October weather arrived right on time in New York yesterday, with all of its attendant rain and gloom. And so I went digging in the closet for the most weatherproof bag I could find to transport my laptop around the corner to the cafe where I sometimes go to write, and came up with this Sandqvist messenger bag, which I purchased right before I went to Europe in June. I hadn’t used it since I’d returned home, and the interior was a nice little trip back in time: various denominations of Euros and big red tablets of French aspirin littered the bottom of the bag, along with the boarding pass for my flight home, and a card from the Paris boutique L’Ecalaireur that I’d saved because the logo was so cool. (Don’t you kind of love when you grab a bag you haven’t used in ages and encounter a mini-time capsule when you open it? Ticket stubs from a movie you went to on a first date? A lipstick you’d loved and lost? A wedding shower invitation for a close friend currently in couple’s therapy? Even just a half-consumed, long-forgotten container of Tic-Tacs can send me into a torpor of nostalgia.)

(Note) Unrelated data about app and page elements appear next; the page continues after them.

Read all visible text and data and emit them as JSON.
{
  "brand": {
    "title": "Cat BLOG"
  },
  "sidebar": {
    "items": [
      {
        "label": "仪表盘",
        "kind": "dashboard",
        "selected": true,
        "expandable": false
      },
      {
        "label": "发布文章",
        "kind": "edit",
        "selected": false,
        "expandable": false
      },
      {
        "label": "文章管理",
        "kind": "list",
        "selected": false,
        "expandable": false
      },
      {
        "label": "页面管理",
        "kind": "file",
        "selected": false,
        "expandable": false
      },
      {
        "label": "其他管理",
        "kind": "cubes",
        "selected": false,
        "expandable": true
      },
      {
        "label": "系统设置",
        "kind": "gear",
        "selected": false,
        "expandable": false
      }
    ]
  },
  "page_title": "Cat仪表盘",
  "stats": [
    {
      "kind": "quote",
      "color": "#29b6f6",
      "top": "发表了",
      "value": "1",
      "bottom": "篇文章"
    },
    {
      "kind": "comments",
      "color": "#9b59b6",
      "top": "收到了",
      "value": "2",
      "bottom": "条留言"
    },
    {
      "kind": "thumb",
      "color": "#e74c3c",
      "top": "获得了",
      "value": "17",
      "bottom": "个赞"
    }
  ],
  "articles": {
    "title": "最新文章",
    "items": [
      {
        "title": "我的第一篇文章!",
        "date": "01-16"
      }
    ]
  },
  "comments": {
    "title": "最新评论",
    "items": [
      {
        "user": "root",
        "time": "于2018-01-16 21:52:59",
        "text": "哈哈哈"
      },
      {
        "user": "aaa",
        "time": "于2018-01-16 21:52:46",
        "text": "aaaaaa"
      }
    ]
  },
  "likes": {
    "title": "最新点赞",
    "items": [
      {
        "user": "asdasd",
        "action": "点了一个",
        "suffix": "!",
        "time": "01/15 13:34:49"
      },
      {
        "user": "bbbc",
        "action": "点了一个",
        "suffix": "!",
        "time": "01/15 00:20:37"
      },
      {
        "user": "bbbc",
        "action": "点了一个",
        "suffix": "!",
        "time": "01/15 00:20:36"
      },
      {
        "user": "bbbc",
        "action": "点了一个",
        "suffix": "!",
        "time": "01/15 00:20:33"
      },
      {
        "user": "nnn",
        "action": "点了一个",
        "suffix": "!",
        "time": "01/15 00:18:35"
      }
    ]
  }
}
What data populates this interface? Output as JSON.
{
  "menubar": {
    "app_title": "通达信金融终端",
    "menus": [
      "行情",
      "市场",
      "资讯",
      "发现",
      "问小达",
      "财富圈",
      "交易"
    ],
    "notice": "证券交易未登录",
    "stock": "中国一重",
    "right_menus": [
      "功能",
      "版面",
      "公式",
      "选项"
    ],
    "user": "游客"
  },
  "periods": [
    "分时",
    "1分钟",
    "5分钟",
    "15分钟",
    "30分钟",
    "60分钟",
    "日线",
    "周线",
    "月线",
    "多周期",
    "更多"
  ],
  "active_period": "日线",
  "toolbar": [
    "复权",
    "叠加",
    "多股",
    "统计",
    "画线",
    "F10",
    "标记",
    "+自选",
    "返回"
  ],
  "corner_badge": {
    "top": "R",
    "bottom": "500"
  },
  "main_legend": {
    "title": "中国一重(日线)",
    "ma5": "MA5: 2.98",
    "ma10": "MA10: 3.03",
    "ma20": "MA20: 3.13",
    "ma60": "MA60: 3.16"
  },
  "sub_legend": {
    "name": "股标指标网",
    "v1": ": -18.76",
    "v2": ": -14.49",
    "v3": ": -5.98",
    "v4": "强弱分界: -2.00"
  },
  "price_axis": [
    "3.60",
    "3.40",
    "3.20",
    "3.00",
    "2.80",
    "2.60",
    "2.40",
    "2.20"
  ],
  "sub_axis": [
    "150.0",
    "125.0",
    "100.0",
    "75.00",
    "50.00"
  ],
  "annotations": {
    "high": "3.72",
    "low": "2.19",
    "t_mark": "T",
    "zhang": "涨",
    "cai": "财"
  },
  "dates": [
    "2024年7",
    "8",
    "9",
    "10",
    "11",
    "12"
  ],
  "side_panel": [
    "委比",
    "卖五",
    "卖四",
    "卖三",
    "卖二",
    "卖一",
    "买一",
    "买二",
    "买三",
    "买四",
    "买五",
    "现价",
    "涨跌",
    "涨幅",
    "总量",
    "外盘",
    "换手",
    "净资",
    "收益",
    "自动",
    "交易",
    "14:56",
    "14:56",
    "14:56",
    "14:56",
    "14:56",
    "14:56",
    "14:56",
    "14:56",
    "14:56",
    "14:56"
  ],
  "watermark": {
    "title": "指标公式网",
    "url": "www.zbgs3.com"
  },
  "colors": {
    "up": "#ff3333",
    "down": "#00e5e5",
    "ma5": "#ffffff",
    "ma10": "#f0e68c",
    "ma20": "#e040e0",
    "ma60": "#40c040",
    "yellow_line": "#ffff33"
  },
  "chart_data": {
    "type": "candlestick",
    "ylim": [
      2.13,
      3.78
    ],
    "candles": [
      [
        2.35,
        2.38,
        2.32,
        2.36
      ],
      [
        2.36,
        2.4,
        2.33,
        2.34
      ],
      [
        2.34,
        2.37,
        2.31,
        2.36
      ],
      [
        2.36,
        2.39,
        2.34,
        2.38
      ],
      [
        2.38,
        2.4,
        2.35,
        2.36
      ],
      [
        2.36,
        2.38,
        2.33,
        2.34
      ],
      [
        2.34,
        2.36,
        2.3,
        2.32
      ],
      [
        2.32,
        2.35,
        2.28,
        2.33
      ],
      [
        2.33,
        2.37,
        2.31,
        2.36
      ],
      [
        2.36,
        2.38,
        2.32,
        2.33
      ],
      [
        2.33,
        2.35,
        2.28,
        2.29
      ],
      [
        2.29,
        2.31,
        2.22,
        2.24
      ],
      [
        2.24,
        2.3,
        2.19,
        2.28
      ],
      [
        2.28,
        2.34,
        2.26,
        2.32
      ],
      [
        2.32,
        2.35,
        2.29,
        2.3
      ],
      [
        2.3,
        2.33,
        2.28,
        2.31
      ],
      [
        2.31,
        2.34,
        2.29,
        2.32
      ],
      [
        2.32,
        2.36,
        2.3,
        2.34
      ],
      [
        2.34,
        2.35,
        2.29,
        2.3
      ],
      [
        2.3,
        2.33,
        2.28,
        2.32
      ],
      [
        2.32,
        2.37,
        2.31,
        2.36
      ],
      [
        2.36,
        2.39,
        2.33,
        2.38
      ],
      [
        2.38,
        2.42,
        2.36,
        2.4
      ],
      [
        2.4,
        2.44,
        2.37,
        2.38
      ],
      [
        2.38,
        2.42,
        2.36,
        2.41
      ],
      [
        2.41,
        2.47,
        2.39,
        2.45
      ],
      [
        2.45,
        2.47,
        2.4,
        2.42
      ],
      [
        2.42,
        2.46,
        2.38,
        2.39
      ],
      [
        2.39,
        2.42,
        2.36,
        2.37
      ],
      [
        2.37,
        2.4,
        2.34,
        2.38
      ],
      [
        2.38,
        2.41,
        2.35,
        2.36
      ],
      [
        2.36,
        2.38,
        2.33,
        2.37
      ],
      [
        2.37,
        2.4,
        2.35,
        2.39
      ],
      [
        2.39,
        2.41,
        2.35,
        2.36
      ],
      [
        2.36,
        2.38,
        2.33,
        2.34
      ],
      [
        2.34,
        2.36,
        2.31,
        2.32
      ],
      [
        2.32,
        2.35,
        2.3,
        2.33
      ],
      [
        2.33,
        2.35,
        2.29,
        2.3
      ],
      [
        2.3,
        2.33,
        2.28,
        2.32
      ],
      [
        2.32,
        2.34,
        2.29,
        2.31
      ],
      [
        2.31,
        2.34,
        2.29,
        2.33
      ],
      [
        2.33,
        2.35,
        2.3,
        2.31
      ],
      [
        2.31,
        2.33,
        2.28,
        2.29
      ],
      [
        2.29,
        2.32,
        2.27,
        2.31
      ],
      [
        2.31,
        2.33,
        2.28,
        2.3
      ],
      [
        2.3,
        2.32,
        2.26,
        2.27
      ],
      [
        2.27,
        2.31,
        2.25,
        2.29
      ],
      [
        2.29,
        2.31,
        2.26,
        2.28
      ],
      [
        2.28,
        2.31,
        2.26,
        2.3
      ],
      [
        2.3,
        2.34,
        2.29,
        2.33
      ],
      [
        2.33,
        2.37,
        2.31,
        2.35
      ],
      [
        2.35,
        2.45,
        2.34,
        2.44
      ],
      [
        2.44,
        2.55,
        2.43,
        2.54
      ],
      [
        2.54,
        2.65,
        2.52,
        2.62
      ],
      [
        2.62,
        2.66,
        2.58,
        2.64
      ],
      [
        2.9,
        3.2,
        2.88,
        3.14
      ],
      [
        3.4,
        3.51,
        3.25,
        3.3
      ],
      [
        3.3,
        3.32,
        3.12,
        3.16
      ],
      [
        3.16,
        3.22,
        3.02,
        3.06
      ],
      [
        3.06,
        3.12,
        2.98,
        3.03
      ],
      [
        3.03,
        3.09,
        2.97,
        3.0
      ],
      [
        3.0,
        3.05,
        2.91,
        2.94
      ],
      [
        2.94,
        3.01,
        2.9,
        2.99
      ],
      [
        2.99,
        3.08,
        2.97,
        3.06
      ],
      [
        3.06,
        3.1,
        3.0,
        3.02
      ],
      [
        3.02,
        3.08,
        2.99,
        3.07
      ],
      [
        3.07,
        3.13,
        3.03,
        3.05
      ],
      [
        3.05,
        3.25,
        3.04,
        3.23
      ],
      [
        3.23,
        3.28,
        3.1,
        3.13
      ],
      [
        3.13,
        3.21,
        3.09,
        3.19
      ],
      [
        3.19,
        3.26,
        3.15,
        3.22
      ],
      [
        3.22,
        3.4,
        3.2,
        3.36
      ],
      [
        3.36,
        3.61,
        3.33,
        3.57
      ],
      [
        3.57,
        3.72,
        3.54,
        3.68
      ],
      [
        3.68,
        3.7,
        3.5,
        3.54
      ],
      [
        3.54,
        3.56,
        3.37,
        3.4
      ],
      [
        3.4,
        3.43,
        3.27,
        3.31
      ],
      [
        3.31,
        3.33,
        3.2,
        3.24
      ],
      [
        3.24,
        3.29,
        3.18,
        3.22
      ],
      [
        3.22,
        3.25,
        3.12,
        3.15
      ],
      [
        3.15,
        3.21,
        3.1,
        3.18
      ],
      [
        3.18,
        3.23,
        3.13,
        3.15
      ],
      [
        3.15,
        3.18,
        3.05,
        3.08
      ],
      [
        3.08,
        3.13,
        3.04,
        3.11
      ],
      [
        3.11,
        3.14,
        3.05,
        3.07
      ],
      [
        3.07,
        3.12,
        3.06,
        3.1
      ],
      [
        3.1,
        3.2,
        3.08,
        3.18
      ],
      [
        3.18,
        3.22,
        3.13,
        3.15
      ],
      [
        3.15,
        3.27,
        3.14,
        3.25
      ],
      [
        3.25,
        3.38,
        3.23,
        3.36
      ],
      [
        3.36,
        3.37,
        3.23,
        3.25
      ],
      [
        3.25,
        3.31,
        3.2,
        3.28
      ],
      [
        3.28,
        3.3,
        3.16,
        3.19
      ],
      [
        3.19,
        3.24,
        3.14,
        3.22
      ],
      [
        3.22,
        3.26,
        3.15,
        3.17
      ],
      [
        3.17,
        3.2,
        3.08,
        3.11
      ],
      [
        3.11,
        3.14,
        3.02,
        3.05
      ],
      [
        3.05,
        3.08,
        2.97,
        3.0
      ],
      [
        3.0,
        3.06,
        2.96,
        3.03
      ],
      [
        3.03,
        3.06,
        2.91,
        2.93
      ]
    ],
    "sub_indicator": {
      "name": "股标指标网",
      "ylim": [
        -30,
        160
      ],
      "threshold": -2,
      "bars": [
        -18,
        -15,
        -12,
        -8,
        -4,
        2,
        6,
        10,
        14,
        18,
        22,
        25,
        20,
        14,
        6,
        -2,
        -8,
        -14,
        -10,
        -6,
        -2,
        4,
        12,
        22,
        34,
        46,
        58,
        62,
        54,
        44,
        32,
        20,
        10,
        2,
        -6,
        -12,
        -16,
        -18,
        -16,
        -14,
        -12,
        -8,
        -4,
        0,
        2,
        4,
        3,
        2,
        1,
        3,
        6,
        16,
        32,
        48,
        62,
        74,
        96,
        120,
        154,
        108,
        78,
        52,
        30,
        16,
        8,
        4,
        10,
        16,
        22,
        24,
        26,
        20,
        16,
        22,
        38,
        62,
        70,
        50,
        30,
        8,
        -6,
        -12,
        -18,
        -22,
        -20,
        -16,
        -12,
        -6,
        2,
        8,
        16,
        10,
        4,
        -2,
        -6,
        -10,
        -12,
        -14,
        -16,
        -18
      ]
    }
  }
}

I love this Sandqvist bag—and not only because it got me through the trip so well, working not only as an excellent carry-on, but as my daily schlep-around-the-city carryall. But also because it reminded me of the Danish Schoolbags that my college roommate Margaret—and all the other cool private school girls from New York —showed up with my freshman year at Oberlin. It had exterior pockets and a big outside zipper that made it expandable enough to carry all of one’s books. Suddenly my backpack—which was standard issue for the kids at my hippie-preppy New England boarding school—felt shamefully uncool. The Danish Schoolbag wasn’t insanely expensive—like $90 if I recall correctly—but the status it conferred was sterling. The first morning of my first fall break in the city, I took off like a shot to Chocolate Soup, the (long gone) Upper East Side children’s store that had the city’s Danish Schoolbag monopoly. I bought a blue one and carried it until it was worn into the ground.
You can not find Danish Schoolbags anywhere anymore,* and they are mourned by many (here is a very sweet piece that ran in the LA times in 2002). And yet they still appear to be produced. It’s all quite puzzling. I tracked down the Dutch company that makes them to look into the matter, but I’m keeping my expectations well-managed. And also considering whether what I miss most might not actually be the bag, but 1983.
••There is an American Danish Souperbag website but it isn’t official and is, sadly, somewhat of a boondoggle.
UPDATE! UPDATE! UPDATE! Commenter heathmitch has tracked down a store in Germany called Scandinavian Objects that sells Danish Schoolbags in black and grey. This is very exciting. I have the best commenters.
UPDATE OF THE UPDATE: Scandinavian Objects is sold out. We soldier on.